- _Your goal_:
In the material below, find every line with "plays" and pull it out.

- _Record excerpts_:
↓↓↓
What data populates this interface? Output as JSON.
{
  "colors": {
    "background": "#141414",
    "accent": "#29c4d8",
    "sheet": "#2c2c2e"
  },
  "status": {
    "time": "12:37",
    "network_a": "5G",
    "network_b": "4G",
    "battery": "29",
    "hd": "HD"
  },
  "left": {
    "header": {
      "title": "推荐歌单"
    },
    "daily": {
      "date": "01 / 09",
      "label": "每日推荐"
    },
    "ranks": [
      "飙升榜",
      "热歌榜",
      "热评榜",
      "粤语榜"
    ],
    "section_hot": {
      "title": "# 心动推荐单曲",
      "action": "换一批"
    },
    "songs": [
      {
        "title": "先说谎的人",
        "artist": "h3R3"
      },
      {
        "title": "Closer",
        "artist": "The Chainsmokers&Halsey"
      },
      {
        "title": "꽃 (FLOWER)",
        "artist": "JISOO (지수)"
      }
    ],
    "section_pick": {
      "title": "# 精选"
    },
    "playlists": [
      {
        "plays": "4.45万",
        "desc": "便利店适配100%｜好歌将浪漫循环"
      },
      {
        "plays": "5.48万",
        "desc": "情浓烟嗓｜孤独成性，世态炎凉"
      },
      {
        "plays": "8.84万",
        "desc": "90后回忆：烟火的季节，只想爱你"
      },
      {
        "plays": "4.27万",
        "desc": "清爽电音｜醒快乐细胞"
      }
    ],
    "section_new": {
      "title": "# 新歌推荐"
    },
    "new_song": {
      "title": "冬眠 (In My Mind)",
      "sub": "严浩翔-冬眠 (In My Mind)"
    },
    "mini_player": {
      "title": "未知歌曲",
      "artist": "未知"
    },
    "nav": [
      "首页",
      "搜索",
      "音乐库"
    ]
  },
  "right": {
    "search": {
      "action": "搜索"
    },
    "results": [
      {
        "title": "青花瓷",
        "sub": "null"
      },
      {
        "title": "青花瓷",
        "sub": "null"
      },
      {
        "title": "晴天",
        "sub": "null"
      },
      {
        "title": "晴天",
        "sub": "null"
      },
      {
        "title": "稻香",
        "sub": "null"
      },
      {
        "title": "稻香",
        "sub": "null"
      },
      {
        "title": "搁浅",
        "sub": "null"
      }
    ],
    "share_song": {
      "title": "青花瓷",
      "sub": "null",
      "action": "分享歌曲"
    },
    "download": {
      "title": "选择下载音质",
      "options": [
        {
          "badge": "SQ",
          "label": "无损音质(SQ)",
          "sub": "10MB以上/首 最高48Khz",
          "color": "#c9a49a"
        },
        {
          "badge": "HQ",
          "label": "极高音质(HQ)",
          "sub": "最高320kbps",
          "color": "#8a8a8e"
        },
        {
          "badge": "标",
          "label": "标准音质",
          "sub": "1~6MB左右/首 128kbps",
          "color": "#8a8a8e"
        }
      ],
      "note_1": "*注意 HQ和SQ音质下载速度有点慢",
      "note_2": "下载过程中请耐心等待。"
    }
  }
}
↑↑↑
- _Answer below_:
        "plays": "4.45万",
        "plays": "5.48万",
        "plays": "8.84万",
        "plays": "4.27万",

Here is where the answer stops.